Exercise aim:
I'd like the entries reproduced exactly, with the images omitted.

═══ Excerpted records

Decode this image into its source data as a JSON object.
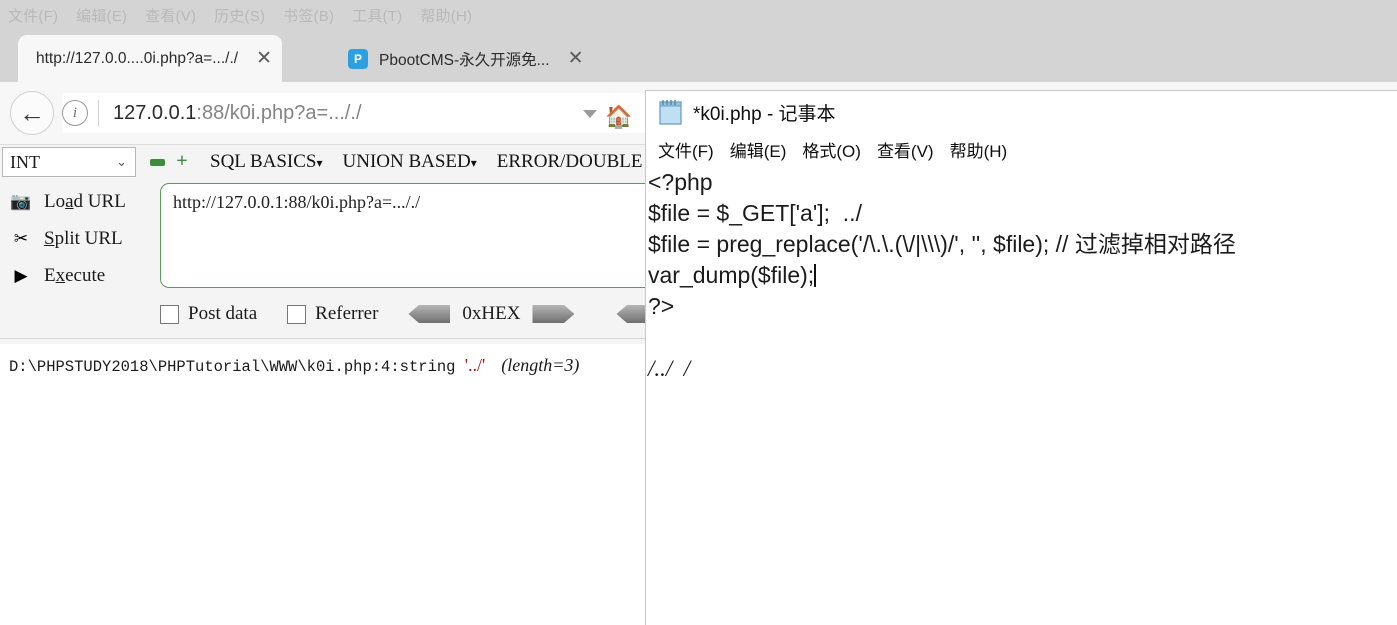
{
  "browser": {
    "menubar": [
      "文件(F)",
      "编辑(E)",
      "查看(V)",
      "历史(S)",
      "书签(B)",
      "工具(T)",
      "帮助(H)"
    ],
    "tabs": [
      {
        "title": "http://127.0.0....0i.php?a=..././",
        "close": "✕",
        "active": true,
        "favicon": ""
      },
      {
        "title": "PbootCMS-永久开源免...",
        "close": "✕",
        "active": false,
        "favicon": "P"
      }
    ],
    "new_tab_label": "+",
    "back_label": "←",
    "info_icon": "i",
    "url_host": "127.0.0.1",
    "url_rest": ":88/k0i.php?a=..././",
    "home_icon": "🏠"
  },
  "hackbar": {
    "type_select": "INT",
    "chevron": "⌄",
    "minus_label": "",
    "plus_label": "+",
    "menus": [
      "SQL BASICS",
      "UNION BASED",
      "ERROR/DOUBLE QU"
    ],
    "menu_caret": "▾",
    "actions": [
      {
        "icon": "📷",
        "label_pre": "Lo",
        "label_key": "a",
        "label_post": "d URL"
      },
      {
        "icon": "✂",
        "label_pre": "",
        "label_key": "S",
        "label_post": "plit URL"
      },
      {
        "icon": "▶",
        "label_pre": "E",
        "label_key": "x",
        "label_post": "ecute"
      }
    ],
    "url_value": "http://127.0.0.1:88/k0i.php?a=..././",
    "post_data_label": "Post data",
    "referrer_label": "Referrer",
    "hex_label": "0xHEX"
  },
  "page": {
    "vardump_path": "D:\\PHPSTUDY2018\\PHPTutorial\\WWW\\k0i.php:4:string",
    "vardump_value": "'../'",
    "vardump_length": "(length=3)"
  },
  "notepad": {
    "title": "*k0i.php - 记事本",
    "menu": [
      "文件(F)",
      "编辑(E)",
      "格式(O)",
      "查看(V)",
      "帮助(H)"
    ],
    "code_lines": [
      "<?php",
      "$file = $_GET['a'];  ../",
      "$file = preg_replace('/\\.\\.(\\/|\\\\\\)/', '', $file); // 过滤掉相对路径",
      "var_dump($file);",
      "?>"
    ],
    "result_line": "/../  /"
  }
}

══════

Response:
Decode this image into its source data as a JSON object.
{
  "browser": {
    "menubar": [
      "文件(F)",
      "编辑(E)",
      "查看(V)",
      "历史(S)",
      "书签(B)",
      "工具(T)",
      "帮助(H)"
    ],
    "tabs": [
      {
        "title": "http://127.0.0....0i.php?a=..././",
        "close": "✕",
        "active": true,
        "favicon": ""
      },
      {
        "title": "PbootCMS-永久开源免...",
        "close": "✕",
        "active": false,
        "favicon": "P"
      }
    ],
    "new_tab_label": "+",
    "back_label": "←",
    "info_icon": "i",
    "url_host": "127.0.0.1",
    "url_rest": ":88/k0i.php?a=..././",
    "home_icon": "🏠"
  },
  "hackbar": {
    "type_select": "INT",
    "chevron": "⌄",
    "minus_label": "",
    "plus_label": "+",
    "menus": [
      "SQL BASICS",
      "UNION BASED",
      "ERROR/DOUBLE QU"
    ],
    "menu_caret": "▾",
    "actions": [
      {
        "icon": "📷",
        "label_pre": "Lo",
        "label_key": "a",
        "label_post": "d URL"
      },
      {
        "icon": "✂",
        "label_pre": "",
        "label_key": "S",
        "label_post": "plit URL"
      },
      {
        "icon": "▶",
        "label_pre": "E",
        "label_key": "x",
        "label_post": "ecute"
      }
    ],
    "url_value": "http://127.0.0.1:88/k0i.php?a=..././",
    "post_data_label": "Post data",
    "referrer_label": "Referrer",
    "hex_label": "0xHEX"
  },
  "page": {
    "vardump_path": "D:\\PHPSTUDY2018\\PHPTutorial\\WWW\\k0i.php:4:string",
    "vardump_value": "'../'",
    "vardump_length": "(length=3)"
  },
  "notepad": {
    "title": "*k0i.php - 记事本",
    "menu": [
      "文件(F)",
      "编辑(E)",
      "格式(O)",
      "查看(V)",
      "帮助(H)"
    ],
    "code_lines": [
      "<?php",
      "$file = $_GET['a'];  ../",
      "$file = preg_replace('/\\.\\.(\\/|\\\\\\)/', '', $file); // 过滤掉相对路径",
      "var_dump($file);",
      "?>"
    ],
    "result_line": "/../  /"
  }
}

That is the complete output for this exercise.